_REQUIREMENT_
Return, from the data that follows, each line that holds the word "description".

::::::::

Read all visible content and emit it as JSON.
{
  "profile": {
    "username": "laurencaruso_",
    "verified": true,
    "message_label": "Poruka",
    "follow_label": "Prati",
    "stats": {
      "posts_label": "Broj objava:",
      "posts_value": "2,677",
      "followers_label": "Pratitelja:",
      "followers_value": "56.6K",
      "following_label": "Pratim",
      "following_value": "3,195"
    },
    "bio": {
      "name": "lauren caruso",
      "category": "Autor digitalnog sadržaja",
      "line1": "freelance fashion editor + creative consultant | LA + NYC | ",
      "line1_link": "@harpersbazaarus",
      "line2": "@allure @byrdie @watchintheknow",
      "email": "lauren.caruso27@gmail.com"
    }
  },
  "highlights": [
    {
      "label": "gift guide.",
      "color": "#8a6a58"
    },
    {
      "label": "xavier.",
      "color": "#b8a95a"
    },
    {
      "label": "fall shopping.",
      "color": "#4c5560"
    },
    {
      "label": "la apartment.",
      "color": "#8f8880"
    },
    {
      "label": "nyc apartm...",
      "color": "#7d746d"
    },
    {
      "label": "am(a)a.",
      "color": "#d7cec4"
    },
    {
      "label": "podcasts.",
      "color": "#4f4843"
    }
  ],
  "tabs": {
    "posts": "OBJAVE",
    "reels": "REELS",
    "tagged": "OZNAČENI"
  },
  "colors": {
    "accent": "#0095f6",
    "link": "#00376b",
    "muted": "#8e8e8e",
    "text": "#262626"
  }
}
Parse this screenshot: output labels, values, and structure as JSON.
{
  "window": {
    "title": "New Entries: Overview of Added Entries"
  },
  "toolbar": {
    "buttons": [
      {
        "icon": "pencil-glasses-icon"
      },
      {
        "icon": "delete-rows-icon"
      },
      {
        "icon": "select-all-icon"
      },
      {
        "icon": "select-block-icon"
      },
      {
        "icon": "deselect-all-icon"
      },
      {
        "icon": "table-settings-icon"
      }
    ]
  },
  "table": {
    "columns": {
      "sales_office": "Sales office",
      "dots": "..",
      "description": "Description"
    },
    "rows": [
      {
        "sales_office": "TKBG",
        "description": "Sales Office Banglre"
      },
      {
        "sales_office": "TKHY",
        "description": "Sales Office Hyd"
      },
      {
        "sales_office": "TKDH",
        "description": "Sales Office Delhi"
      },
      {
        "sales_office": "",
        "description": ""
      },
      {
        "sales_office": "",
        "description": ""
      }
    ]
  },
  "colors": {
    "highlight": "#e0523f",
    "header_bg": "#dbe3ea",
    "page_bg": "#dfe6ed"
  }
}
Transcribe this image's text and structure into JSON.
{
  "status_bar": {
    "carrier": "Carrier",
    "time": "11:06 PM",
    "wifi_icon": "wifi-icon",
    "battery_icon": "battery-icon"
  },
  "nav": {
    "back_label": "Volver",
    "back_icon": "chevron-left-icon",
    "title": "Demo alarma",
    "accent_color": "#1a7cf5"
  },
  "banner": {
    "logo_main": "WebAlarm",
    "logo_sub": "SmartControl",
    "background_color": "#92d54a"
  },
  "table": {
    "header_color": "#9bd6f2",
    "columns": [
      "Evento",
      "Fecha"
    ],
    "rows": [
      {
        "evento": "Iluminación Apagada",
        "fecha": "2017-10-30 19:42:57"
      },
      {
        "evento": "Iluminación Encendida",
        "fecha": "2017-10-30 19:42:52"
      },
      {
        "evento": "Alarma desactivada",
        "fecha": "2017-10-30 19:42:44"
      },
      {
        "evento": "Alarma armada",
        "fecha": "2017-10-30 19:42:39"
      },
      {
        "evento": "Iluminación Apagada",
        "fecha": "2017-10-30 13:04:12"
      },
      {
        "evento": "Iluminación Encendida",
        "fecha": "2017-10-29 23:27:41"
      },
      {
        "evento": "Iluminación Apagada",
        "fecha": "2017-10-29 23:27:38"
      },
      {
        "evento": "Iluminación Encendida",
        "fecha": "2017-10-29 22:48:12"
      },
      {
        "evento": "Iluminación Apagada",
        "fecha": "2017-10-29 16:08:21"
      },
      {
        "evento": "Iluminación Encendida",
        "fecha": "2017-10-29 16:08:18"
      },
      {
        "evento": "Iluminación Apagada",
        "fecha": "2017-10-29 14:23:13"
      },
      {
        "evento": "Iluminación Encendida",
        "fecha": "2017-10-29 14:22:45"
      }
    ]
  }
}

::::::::

_ANSWER SECTION_
      "description": "Description"
        "description": "Sales Office Banglre"
        "description": "Sales Office Hyd"
        "description": "Sales Office Delhi"
        "description": ""
        "description": ""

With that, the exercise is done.